(The data Opens)
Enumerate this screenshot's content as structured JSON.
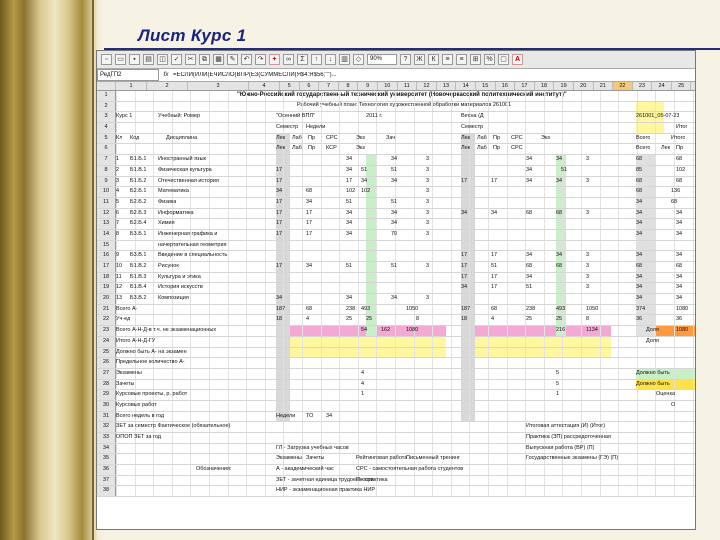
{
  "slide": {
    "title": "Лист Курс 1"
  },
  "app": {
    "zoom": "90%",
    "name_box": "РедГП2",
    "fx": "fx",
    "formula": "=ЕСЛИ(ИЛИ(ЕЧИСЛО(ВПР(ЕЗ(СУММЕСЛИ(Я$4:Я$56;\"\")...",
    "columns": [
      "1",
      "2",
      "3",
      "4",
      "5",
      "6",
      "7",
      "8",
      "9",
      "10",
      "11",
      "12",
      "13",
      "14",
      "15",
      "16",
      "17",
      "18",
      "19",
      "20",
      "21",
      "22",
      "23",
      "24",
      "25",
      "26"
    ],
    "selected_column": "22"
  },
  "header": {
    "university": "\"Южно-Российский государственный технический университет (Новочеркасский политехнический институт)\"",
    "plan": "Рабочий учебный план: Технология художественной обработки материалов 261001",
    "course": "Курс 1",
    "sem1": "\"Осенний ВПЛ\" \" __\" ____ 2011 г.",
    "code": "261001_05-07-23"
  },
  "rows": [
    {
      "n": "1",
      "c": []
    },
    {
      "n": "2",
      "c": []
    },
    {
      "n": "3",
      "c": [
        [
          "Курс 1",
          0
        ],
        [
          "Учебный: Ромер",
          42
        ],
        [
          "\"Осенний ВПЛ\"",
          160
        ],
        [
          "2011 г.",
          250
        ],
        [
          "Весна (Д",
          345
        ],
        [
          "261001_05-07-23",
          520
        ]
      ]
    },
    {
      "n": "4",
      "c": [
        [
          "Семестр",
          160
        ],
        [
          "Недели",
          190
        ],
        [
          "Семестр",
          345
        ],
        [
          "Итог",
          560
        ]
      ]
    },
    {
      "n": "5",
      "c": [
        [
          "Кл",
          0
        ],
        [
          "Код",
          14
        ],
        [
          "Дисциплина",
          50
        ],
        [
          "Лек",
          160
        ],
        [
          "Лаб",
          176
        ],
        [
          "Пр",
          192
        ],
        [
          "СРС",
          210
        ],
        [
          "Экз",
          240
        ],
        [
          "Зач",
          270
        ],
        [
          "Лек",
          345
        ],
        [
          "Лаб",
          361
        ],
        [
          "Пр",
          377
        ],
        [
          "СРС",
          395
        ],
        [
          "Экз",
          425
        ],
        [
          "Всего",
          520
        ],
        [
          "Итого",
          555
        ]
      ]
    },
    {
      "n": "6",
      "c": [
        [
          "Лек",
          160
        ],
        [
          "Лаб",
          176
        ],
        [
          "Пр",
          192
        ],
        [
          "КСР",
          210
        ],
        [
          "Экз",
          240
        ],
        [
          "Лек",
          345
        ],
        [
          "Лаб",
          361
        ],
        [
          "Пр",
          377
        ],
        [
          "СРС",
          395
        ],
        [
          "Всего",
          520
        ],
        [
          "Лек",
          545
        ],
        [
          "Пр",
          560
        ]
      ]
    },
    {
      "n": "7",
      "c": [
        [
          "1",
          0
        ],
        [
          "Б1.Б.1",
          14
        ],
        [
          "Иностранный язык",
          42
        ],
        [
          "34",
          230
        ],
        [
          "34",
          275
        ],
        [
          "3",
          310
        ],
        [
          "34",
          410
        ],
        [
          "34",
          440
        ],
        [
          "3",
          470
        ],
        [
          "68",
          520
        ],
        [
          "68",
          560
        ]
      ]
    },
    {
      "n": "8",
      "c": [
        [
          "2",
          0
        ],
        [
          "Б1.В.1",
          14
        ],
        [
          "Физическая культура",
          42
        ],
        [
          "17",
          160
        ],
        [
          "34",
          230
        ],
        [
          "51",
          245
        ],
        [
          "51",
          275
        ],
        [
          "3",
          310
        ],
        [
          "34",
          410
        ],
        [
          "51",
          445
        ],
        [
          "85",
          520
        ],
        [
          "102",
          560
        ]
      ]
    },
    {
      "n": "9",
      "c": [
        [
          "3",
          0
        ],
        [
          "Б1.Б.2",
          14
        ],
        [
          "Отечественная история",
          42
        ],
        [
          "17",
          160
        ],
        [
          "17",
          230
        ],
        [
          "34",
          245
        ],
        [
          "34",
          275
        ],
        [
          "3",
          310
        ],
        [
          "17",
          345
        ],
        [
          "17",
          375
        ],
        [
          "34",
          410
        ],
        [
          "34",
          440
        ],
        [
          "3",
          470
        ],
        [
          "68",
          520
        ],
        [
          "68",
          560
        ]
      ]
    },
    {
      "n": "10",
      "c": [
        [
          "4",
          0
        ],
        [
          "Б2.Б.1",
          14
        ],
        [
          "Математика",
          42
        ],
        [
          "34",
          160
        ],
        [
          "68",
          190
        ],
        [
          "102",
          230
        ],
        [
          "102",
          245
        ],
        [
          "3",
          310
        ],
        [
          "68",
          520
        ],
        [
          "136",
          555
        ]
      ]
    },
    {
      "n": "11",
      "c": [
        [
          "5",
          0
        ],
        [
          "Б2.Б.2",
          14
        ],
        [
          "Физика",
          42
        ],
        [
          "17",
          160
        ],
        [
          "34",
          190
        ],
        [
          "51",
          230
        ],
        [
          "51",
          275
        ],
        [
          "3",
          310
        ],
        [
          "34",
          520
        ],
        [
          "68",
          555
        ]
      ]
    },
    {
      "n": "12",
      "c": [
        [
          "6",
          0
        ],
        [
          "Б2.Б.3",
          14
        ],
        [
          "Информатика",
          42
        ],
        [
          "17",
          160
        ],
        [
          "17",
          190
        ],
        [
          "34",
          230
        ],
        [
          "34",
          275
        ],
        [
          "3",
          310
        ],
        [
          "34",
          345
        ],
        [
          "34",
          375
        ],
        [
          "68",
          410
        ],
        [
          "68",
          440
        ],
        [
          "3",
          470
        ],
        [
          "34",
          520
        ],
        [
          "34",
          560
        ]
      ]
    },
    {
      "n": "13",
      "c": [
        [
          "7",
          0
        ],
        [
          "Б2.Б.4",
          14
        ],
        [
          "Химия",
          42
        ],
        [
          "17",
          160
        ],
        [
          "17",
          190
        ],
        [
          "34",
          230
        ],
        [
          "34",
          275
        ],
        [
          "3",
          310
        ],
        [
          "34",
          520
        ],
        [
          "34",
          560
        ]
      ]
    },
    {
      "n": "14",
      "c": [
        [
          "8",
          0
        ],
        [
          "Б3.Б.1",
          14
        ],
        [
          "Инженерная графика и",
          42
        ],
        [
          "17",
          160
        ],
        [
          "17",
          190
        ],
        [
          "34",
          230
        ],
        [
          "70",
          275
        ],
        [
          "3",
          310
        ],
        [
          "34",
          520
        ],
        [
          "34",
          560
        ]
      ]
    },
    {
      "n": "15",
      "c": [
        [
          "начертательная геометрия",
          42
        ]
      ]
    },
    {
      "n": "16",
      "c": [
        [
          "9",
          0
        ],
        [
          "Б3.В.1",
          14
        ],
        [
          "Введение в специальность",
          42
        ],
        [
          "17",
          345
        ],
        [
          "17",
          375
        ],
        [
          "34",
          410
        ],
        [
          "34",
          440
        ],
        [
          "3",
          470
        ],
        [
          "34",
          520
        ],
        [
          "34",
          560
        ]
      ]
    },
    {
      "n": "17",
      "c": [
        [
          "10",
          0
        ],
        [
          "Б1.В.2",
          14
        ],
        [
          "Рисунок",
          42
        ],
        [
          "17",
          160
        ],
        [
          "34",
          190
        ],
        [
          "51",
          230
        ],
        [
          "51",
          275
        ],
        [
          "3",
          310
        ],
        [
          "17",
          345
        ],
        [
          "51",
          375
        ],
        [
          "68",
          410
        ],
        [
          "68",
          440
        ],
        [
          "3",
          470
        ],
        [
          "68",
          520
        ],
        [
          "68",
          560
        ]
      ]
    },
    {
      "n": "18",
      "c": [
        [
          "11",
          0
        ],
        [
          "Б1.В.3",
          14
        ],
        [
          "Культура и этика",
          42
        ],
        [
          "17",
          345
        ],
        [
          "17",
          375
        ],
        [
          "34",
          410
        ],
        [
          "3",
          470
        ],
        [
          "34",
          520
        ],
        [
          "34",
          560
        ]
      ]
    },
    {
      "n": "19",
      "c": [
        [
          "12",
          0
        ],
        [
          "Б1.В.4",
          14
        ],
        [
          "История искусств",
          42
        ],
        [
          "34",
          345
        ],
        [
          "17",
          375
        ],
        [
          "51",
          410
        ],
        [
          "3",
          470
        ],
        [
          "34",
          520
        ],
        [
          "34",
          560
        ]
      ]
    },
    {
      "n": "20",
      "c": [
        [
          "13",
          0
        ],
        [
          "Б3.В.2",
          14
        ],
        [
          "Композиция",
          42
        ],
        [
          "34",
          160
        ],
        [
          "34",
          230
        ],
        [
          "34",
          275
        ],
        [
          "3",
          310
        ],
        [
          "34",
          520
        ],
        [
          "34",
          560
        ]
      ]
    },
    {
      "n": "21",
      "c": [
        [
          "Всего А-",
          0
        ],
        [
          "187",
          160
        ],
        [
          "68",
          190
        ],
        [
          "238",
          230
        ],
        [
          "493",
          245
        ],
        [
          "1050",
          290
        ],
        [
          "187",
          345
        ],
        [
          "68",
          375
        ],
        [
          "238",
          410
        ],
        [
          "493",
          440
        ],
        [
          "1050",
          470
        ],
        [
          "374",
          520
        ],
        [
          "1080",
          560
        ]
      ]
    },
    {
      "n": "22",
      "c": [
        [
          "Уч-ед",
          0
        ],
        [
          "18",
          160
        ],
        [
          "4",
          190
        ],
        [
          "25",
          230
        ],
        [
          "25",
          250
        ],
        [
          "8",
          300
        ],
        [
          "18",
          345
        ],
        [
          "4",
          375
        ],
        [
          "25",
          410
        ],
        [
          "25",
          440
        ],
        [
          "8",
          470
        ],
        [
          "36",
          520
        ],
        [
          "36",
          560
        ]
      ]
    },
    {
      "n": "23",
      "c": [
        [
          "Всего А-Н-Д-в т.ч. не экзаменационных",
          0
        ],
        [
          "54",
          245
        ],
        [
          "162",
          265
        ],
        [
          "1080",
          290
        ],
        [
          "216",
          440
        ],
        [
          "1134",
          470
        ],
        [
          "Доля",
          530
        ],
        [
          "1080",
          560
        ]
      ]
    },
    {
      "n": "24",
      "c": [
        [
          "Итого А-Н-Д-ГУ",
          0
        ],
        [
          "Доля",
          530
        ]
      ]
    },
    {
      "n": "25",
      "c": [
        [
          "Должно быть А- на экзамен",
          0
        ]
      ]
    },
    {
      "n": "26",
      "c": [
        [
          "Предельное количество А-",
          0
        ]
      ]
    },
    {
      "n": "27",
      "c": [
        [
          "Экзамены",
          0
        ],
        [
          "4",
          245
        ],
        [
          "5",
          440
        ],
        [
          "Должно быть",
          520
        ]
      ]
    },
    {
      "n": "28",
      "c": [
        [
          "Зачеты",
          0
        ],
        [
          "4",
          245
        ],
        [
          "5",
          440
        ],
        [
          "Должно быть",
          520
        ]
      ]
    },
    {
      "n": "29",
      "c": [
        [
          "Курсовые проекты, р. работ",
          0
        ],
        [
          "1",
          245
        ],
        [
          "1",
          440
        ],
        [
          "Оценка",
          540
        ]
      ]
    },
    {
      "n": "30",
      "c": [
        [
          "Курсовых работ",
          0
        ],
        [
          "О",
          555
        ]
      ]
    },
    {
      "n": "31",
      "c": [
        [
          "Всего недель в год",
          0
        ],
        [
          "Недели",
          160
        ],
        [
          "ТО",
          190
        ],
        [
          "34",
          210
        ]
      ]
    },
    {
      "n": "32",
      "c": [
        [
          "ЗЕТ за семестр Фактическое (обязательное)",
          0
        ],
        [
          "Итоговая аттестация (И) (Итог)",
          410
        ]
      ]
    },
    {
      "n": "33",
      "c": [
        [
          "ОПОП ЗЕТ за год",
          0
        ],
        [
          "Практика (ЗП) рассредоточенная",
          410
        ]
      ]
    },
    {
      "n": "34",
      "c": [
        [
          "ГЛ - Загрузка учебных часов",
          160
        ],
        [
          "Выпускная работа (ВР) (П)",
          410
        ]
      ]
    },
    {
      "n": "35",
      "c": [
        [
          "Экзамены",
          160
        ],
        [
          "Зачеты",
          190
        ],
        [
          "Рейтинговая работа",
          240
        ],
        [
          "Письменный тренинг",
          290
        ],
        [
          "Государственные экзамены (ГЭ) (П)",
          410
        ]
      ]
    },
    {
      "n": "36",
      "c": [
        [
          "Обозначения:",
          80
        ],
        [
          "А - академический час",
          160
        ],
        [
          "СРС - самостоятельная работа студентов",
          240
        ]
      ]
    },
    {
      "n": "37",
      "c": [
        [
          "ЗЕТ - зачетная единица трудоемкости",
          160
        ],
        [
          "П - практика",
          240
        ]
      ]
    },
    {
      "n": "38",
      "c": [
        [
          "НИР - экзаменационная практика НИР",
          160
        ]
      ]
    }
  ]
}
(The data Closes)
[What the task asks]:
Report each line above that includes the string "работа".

[Exercise result]:
          "Выпускная работа (ВР) (П)",
          "Рейтинговая работа",
          "СРС - самостоятельная работа студентов",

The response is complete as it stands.